Yesterday my girls (wife Lynne and daughters Mollie and Madison) took me and my father to the Missouri Botanical Garden for Fathers Day. Although I’m an entomologist, I also have a strong botanical bent, and although my wife and father are not scientists like me, they nevertheless find a day at the Missouri Botanical Garden as enjoyable as I do. The girls, on the other hand, will never admit that they like it the way the rest of us do, but I think deep inside they enjoy it very much and, in later years, will look upon these visits as some of their fondest Mothers and Fathers Day memories.
Me and daughters Mollie and Madison.
My father and I have been back together for 20 years now.
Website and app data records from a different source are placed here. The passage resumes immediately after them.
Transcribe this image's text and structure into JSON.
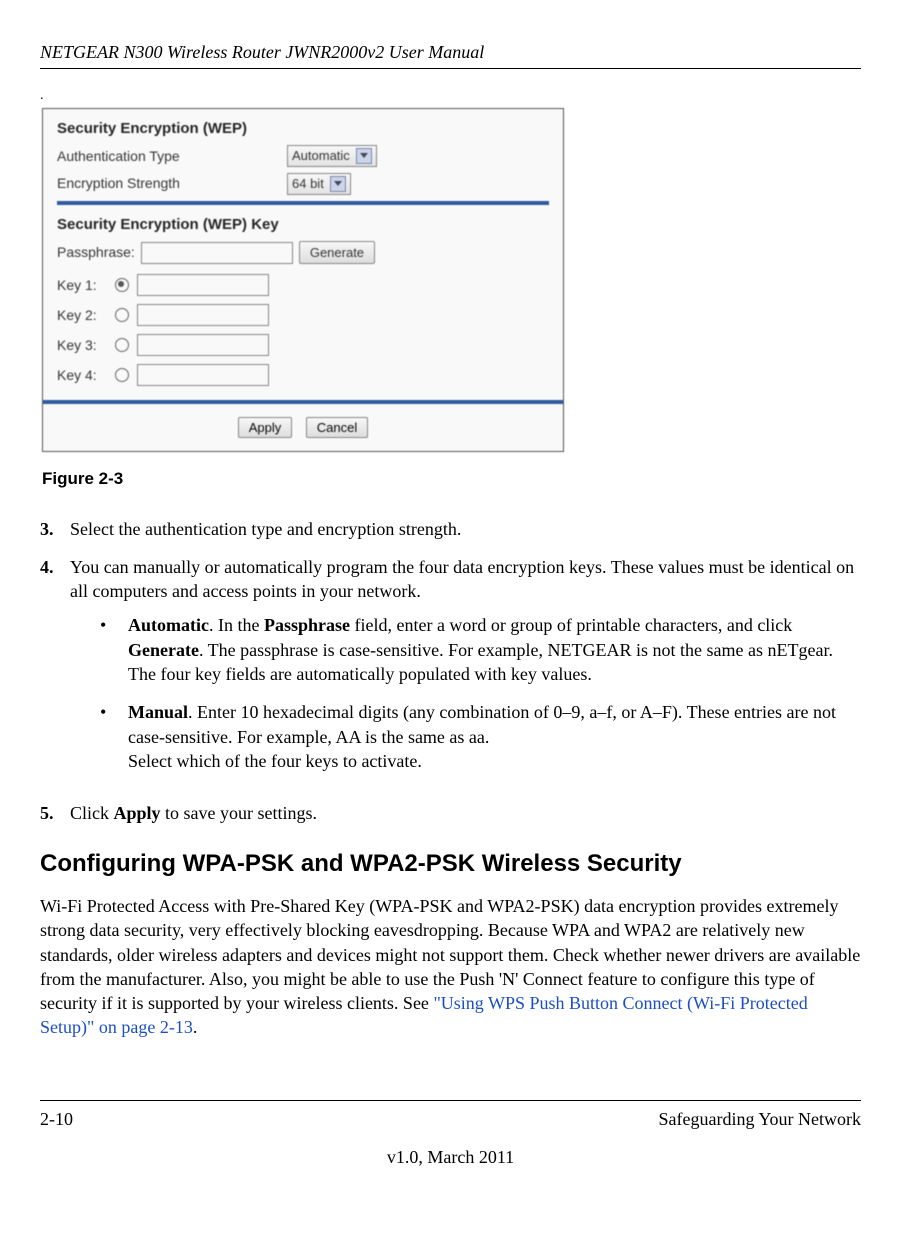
{
  "header": {
    "title": "NETGEAR N300 Wireless Router JWNR2000v2 User Manual"
  },
  "figure": {
    "wep": {
      "section1_title": "Security Encryption (WEP)",
      "auth_label": "Authentication Type",
      "auth_value": "Automatic",
      "enc_label": "Encryption Strength",
      "enc_value": "64 bit",
      "section2_title": "Security Encryption (WEP) Key",
      "passphrase_label": "Passphrase:",
      "generate_btn": "Generate",
      "keys": [
        {
          "label": "Key 1:",
          "selected": true
        },
        {
          "label": "Key 2:",
          "selected": false
        },
        {
          "label": "Key 3:",
          "selected": false
        },
        {
          "label": "Key 4:",
          "selected": false
        }
      ],
      "apply_btn": "Apply",
      "cancel_btn": "Cancel"
    },
    "caption": "Figure 2-3"
  },
  "steps": {
    "s3": {
      "num": "3.",
      "text": "Select the authentication type and encryption strength."
    },
    "s4": {
      "num": "4.",
      "text": "You can manually or automatically program the four data encryption keys. These values must be identical on all computers and access points in your network.",
      "auto_label": "Automatic",
      "auto_text_a": ". In the ",
      "passphrase_bold": "Passphrase",
      "auto_text_b": " field, enter a word or group of printable characters, and click ",
      "generate_bold": "Generate",
      "auto_text_c": ". The passphrase is case-sensitive. For example, NETGEAR is not the same as nETgear. The four key fields are automatically populated with key values.",
      "manual_label": "Manual",
      "manual_text": ". Enter 10 hexadecimal digits (any combination of 0–9, a–f, or A–F). These entries are not case-sensitive. For example, AA is the same as aa.",
      "manual_text2": "Select which of the four keys to activate."
    },
    "s5": {
      "num": "5.",
      "text_a": "Click ",
      "apply_bold": "Apply",
      "text_b": " to save your settings."
    }
  },
  "section": {
    "heading": "Configuring WPA-PSK and WPA2-PSK Wireless Security",
    "para_a": "Wi-Fi Protected Access with Pre-Shared Key (WPA-PSK and WPA2-PSK) data encryption provides extremely strong data security, very effectively blocking eavesdropping. Because WPA and WPA2 are relatively new standards, older wireless adapters and devices might not support them. Check whether newer drivers are available from the manufacturer. Also, you might be able to use the Push 'N' Connect feature to configure this type of security if it is supported by your wireless clients. See ",
    "link_text": "\"Using WPS Push Button Connect (Wi-Fi Protected Setup)\" on page 2-13",
    "para_b": "."
  },
  "footer": {
    "page": "2-10",
    "right": "Safeguarding Your Network",
    "version": "v1.0, March 2011"
  }
}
With my wife and daughters, he has become one of the most important persons in my life. I wrote an essay about my father four years ago that explains how he made me whole—it still rings true today.
Me and Pop.
I have been to the Missouri Botanical Garden many, many times over the years, but one sight have have still never seen is a corpse flower (Amorphophallus titanum). I learned earlier this week that one of their plants is about ready to bloom, so I eagerly looked for this plant as we wound our way through the Climatron. As we came near the end and I still hadn’t seen it, I wondered if somehow I had missed it along the path. Suddenly I caught a glimpse of the giant 3′ tall flower bud near the end of the footpath, and I knew instantly that I had found what I was looking for.
Corpse flower (Amorphophallus titanum) getting ready to bloom.
I will be keeping track of the progress of this flower over the next couple of weeks on the Missouri Botanical Garden Facebook page in hopes that I can see it again when the flower opens fully—a rare botanical treat that few people ever get the chance to experience!
Corpse flower explained.
In my younger years when I had a bit more free time on my hands I was a hobbyist orchid grower. I didn’t have a greenhouse but nevertheless managed to keep a steady supply of plants in bloom by growing them outdoors under shade cloth with heavy watering and fertilizing during the summer and moving them indoors under fluorescent lights and in bright windows during the winter. I don’t have nearly the time for such pursuits these days, but I still enjoy looking at their exquisite and infinitely diverse blooms whenever I have the chance, and the Climatron never fails to disappoint.
One of many epiphytic orchids blooming in the Climatron.
While walking through the Climatron, I noticed a very exotic looking lizard on the trunk of one of the trees. I watched it licking exudate from the trunk and thought such behavior seemed rather odd. I later learned that this was the Standing’s day gecko (Phelsuma standingi), and that it might have an important role in pollinating the double coconut palm (Loidiocea maldivica). Both are endemic to the Seychelles Islands north of Madagascar, with the latter bearing the largest seed of any plant in the world (up to 45 lbs. in weight). The photo below was taken of another individual through the glass of its terrarium and, thus, lacks some clarity, but it shows the vivid colors and markings that distinguish these diurnal geckos from the other more typically nocturnal members of the gecko infraorder.
Standing’s day gecko (Phelsuma standingi).
While not gracing this post in a photo, many thanks to my loving wife, Lynne, who is the best mother my daughters could ask for and who helped make yesterday the special day for me and my father that it was!
Copyright © Ted C. MacRae 2012